Copy out every record exactly.

┄┄┄┄┄┄┄┄┄┄

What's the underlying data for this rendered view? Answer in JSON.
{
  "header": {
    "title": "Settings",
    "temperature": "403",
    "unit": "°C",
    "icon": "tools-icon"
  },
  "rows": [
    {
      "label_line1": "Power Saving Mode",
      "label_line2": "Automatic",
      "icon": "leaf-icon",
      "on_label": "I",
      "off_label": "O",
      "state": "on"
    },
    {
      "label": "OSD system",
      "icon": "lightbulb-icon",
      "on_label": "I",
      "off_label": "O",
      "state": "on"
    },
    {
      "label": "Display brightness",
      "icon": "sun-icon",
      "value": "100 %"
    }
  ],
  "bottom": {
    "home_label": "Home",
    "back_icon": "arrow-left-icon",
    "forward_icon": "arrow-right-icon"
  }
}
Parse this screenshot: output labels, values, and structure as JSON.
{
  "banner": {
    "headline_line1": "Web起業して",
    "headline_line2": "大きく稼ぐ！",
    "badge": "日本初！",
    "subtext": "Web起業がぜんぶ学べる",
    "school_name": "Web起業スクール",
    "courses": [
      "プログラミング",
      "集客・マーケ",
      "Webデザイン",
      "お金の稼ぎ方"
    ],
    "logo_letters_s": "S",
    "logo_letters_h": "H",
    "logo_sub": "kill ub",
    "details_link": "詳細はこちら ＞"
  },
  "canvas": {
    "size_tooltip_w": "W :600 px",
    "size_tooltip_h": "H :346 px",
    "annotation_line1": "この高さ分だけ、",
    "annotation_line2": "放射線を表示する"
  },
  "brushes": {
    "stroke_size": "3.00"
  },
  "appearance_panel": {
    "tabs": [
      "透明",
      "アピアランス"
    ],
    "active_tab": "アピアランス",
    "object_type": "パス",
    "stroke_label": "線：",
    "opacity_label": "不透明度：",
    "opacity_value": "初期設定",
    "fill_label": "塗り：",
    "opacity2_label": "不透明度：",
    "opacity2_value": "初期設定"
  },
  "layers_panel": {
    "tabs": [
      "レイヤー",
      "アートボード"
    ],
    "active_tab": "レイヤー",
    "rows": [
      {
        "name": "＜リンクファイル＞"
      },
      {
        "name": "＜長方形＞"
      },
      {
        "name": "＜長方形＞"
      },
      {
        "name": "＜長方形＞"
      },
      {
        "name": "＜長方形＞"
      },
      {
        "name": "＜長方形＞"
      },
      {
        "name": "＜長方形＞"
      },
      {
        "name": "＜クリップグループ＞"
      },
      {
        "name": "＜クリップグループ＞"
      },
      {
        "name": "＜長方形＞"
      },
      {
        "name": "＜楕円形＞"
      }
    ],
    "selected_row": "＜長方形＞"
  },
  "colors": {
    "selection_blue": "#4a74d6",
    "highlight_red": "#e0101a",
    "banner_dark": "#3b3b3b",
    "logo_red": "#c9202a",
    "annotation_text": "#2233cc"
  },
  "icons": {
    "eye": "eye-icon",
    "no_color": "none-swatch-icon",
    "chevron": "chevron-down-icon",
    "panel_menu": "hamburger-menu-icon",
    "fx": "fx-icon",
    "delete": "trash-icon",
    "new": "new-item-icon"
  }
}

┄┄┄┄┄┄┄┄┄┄

:: Worked solution ::
What's the underlying data for this rendered view? Answer in JSON.
{
  "header": {
    "title": "Settings",
    "temperature": "403",
    "unit": "°C",
    "icon": "tools-icon"
  },
  "rows": [
    {
      "label_line1": "Power Saving Mode",
      "label_line2": "Automatic",
      "icon": "leaf-icon",
      "on_label": "I",
      "off_label": "O",
      "state": "on"
    },
    {
      "label": "OSD system",
      "icon": "lightbulb-icon",
      "on_label": "I",
      "off_label": "O",
      "state": "on"
    },
    {
      "label": "Display brightness",
      "icon": "sun-icon",
      "value": "100 %"
    }
  ],
  "bottom": {
    "home_label": "Home",
    "back_icon": "arrow-left-icon",
    "forward_icon": "arrow-right-icon"
  }
}
Parse this screenshot: output labels, values, and structure as JSON.
{
  "banner": {
    "headline_line1": "Web起業して",
    "headline_line2": "大きく稼ぐ！",
    "badge": "日本初！",
    "subtext": "Web起業がぜんぶ学べる",
    "school_name": "Web起業スクール",
    "courses": [
      "プログラミング",
      "集客・マーケ",
      "Webデザイン",
      "お金の稼ぎ方"
    ],
    "logo_letters_s": "S",
    "logo_letters_h": "H",
    "logo_sub": "kill ub",
    "details_link": "詳細はこちら ＞"
  },
  "canvas": {
    "size_tooltip_w": "W :600 px",
    "size_tooltip_h": "H :346 px",
    "annotation_line1": "この高さ分だけ、",
    "annotation_line2": "放射線を表示する"
  },
  "brushes": {
    "stroke_size": "3.00"
  },
  "appearance_panel": {
    "tabs": [
      "透明",
      "アピアランス"
    ],
    "active_tab": "アピアランス",
    "object_type": "パス",
    "stroke_label": "線：",
    "opacity_label": "不透明度：",
    "opacity_value": "初期設定",
    "fill_label": "塗り：",
    "opacity2_label": "不透明度：",
    "opacity2_value": "初期設定"
  },
  "layers_panel": {
    "tabs": [
      "レイヤー",
      "アートボード"
    ],
    "active_tab": "レイヤー",
    "rows": [
      {
        "name": "＜リンクファイル＞"
      },
      {
        "name": "＜長方形＞"
      },
      {
        "name": "＜長方形＞"
      },
      {
        "name": "＜長方形＞"
      },
      {
        "name": "＜長方形＞"
      },
      {
        "name": "＜長方形＞"
      },
      {
        "name": "＜長方形＞"
      },
      {
        "name": "＜クリップグループ＞"
      },
      {
        "name": "＜クリップグループ＞"
      },
      {
        "name": "＜長方形＞"
      },
      {
        "name": "＜楕円形＞"
      }
    ],
    "selected_row": "＜長方形＞"
  },
  "colors": {
    "selection_blue": "#4a74d6",
    "highlight_red": "#e0101a",
    "banner_dark": "#3b3b3b",
    "logo_red": "#c9202a",
    "annotation_text": "#2233cc"
  },
  "icons": {
    "eye": "eye-icon",
    "no_color": "none-swatch-icon",
    "chevron": "chevron-down-icon",
    "panel_menu": "hamburger-menu-icon",
    "fx": "fx-icon",
    "delete": "trash-icon",
    "new": "new-item-icon"
  }
}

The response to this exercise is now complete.